WASHINGTON (Reuters) - There are discussions going on at high levels within the U.S. government on how to use U.S. natural gas resources as the country addresses the crisis in Ukraine, U.S. Deputy Secretary of State William Burns said on Thursday.
U.S. Senator Bob Corker, a Tennessee Republican, asked Burns if "it would be fair to say" there are active discussions at such levels about how to use natural gas to ease European reluctance to enact sanctions over the Ukraine crisis, and to help Ukraine.
"There certainly is," Burns responded during a Senate Foreign Relations Committee hearing.
It is not clear what exactly the U.S. government could do in the short-term to help, since new projects to export liquefied natural gas (LNG) from the country's vast new shale fields are still years away. Lawmakers have urged President Barack Obama to speed up the process of approving new projects to export LNG.
A natural gas analyst said U.S. LNG would not be an alternative to Russian supply during the Ukraine crisis because the first shipments will not enter European markets until 2016.
In the longer term, the United States could become the world's primary emergency supplier, particularly for European buyers, said Leslie Palti-Guzman, of the Eurasia Group political risk consultancy.
Washington is in the process of assessing whether the approval process at the Department of Energy and the Federal Energy Regulatory Commission needs to be overhauled, she said.
"With those potential changes, the U.S. government can send a powerful market and psychological signal that the U.S. is open for business and LNG exports get full political support," Palti-Guzman said. "But it is important to keep in mind that not all projects approved by the DOE and the FERC will be built." As more projects are approved, some of the later ones may find it harder to obtain financing.
The DOE has approved six rounds of LNG exports since 2011, and more than 20 are still waiting. The FERC has only approved 1 project to be built.
U.S. House Speaker John Boehner and other supporters of increased U.S. energy exports have pounced on the crisis in Ukraine to pressure the Obama administration to speed approval of liquid natural gas exports, saying doing so could help keep Russia in check.
As Russian President Vladimir Putin's forces tightened their grip on the Crimea peninsula in the Ukraine, concern heightened that the crisis could worsen and Russia could slash its shipments of natural gas to Europe and Ukraine by pipeline.

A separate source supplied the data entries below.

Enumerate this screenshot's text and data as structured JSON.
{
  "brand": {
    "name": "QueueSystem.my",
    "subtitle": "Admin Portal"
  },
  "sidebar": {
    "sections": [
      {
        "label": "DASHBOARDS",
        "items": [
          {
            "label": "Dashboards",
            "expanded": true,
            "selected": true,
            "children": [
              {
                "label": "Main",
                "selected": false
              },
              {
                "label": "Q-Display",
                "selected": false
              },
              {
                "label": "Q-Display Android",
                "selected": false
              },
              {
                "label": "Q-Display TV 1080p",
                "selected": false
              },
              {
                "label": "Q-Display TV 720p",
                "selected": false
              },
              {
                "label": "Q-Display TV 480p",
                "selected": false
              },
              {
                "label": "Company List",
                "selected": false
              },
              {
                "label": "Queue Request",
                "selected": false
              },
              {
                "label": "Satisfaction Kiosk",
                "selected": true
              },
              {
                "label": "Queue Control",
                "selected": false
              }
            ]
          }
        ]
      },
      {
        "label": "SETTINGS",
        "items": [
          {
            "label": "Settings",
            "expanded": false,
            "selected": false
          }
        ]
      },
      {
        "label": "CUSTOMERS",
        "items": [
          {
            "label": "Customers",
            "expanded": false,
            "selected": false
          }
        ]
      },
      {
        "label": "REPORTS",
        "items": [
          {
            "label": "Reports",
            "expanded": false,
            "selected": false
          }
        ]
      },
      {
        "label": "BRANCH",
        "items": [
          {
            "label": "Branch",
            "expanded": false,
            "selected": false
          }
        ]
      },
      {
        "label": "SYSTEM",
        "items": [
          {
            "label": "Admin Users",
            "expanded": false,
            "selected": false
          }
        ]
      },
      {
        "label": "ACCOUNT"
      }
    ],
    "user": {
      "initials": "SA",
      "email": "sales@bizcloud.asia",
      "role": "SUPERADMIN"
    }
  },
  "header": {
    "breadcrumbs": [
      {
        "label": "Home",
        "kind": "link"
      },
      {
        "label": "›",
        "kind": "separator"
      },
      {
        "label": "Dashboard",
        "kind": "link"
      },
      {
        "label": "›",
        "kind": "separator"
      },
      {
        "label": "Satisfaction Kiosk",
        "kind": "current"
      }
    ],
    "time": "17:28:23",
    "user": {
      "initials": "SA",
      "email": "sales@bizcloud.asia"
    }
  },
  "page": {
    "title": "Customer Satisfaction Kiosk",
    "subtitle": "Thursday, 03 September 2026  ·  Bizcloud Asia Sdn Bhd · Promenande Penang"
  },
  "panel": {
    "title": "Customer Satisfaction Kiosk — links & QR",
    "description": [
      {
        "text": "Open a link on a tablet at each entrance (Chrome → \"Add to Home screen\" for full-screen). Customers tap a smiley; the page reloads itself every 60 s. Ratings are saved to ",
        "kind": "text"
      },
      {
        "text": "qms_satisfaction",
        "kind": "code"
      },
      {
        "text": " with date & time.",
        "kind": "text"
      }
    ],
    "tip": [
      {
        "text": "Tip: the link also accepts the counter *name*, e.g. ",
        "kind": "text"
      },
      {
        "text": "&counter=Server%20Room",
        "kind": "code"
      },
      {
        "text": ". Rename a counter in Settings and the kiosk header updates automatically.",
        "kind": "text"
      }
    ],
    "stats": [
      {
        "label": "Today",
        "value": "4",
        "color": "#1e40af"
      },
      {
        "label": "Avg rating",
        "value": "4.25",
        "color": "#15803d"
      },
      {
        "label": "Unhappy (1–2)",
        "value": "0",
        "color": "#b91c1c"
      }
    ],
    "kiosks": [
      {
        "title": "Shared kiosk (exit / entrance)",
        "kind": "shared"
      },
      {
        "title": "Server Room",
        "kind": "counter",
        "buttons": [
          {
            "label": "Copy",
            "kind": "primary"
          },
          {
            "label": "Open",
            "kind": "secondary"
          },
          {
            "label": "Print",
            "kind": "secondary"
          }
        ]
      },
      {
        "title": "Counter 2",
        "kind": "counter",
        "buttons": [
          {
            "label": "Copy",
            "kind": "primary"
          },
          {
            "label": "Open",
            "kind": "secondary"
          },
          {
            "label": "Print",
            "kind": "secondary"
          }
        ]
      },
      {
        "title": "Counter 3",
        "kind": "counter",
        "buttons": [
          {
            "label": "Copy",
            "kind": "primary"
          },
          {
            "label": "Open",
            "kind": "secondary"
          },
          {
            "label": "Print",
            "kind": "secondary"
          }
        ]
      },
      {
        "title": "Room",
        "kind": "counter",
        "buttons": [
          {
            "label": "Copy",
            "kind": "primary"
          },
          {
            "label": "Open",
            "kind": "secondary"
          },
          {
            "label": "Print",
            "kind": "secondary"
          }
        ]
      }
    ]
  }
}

Speaking with reporters on Thursday, a senior official said the administration was "certainly aware" of the importance of energy to Russia's economy but declined to discuss specific steps the United States might be taken.
The official said that over time, "if Russia continues to perpetuate this crisis, this violation of Ukraine's sovereignty and territorial integrity, it is going to bring greater isolation to their economy."
Russia is the world's top gas exporter. But the United States has become the world's top natural gas producer in recent years, due to hydraulic fracturing, known as fracking, and horizontal drilling.
(Additional reporting by Mark Felsenthal; Editing by Bill Trott, Andrew Hay and David Gregorio)